*What you should do*.
Report every line of the listing below in which the string "status" occurs.

*Records supplied*.
※ ※ ※
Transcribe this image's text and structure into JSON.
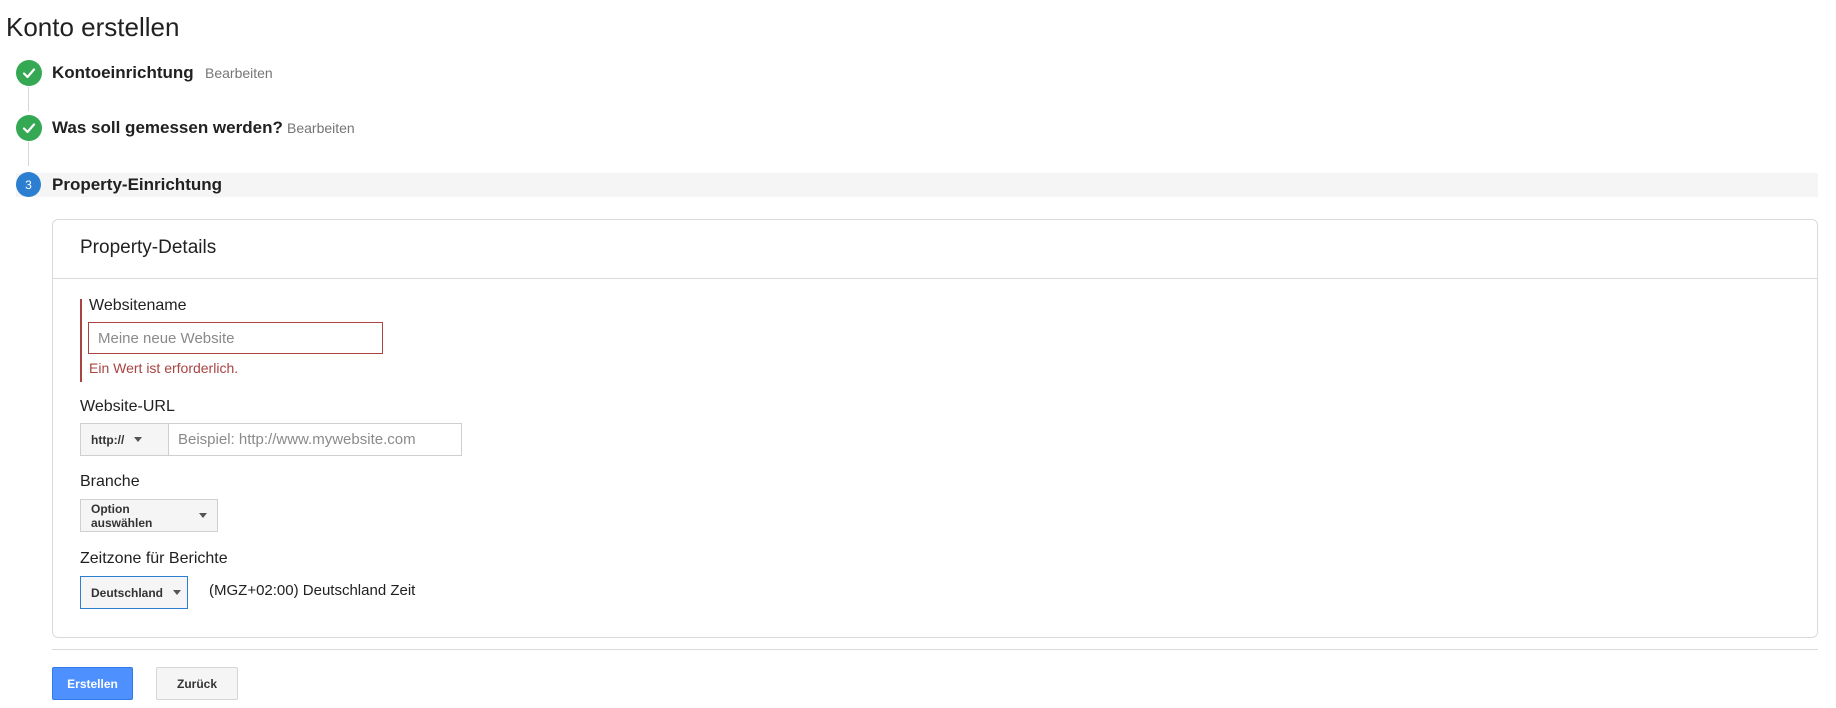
{
  "page": {
    "title": "Konto erstellen"
  },
  "steps": [
    {
      "label": "Kontoeinrichtung",
      "edit_label": "Bearbeiten",
      "status": "done"
    },
    {
      "label": "Was soll gemessen werden?",
      "edit_label": "Bearbeiten",
      "status": "done"
    },
    {
      "label": "Property-Einrichtung",
      "number": "3",
      "status": "active"
    }
  ],
  "card": {
    "title": "Property-Details",
    "website_name": {
      "label": "Websitename",
      "placeholder": "Meine neue Website",
      "value": "",
      "error": "Ein Wert ist erforderlich."
    },
    "website_url": {
      "label": "Website-URL",
      "protocol": "http://",
      "placeholder": "Beispiel: http://www.mywebsite.com",
      "value": ""
    },
    "industry": {
      "label": "Branche",
      "selected": "Option auswählen"
    },
    "timezone": {
      "label": "Zeitzone für Berichte",
      "country": "Deutschland",
      "zone_text": "(MGZ+02:00) Deutschland Zeit"
    }
  },
  "actions": {
    "create_label": "Erstellen",
    "back_label": "Zurück"
  },
  "colors": {
    "success": "#34a853",
    "active_step": "#2c7fd0",
    "error": "#a94442",
    "primary_button": "#4d90fe"
  },
  "icons": {
    "done_step": "check-icon",
    "dropdown": "caret-down-icon"
  }
}
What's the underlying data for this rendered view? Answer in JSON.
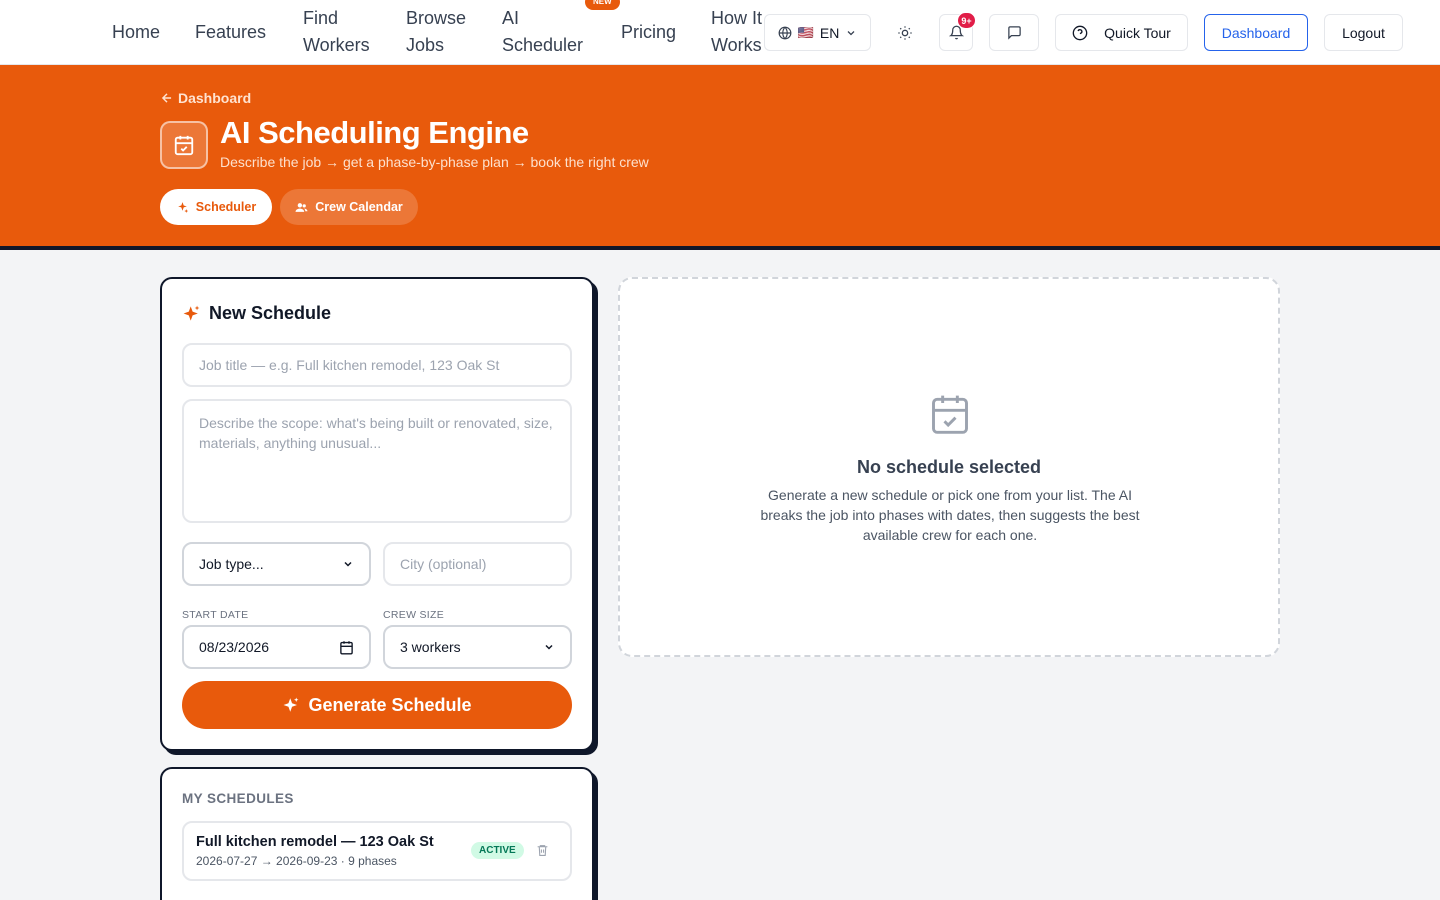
{
  "nav": {
    "links": [
      "Home",
      "Features",
      "Find Workers",
      "Browse Jobs",
      "AI Scheduler",
      "Pricing",
      "How It Works"
    ],
    "new_badge": "NEW",
    "language": {
      "flag": "🇺🇸",
      "code": "EN"
    },
    "notifications_count": "9+",
    "quick_tour": "Quick Tour",
    "dashboard": "Dashboard",
    "logout": "Logout"
  },
  "hero": {
    "back_label": "Dashboard",
    "title": "AI Scheduling Engine",
    "subtitle": "Describe the job → get a phase-by-phase plan → book the right crew",
    "tabs": [
      {
        "label": "Scheduler",
        "active": true,
        "icon": "sparkle-icon"
      },
      {
        "label": "Crew Calendar",
        "active": false,
        "icon": "users-icon"
      }
    ]
  },
  "form": {
    "title": "New Schedule",
    "job_title_placeholder": "Job title — e.g. Full kitchen remodel, 123 Oak St",
    "scope_placeholder": "Describe the scope: what's being built or renovated, size, materials, anything unusual...",
    "job_type_value": "Job type...",
    "city_placeholder": "City (optional)",
    "start_date_label": "START DATE",
    "start_date_value": "08/23/2026",
    "crew_size_label": "CREW SIZE",
    "crew_size_value": "3 workers",
    "generate_label": "Generate Schedule"
  },
  "empty_state": {
    "title": "No schedule selected",
    "description": "Generate a new schedule or pick one from your list. The AI breaks the job into phases with dates, then suggests the best available crew for each one."
  },
  "schedules": {
    "title": "MY SCHEDULES",
    "items": [
      {
        "name": "Full kitchen remodel — 123 Oak St",
        "meta": "2026-07-27 → 2026-09-23 · 9 phases",
        "status": "ACTIVE"
      }
    ]
  },
  "colors": {
    "accent": "#e85a0c",
    "ink": "#0f172a",
    "active": "#047857"
  }
}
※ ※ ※
*Exercise response*.
      "status": "done"
      "status": "done"
      "status": "active"
        "status": "ACTIVE"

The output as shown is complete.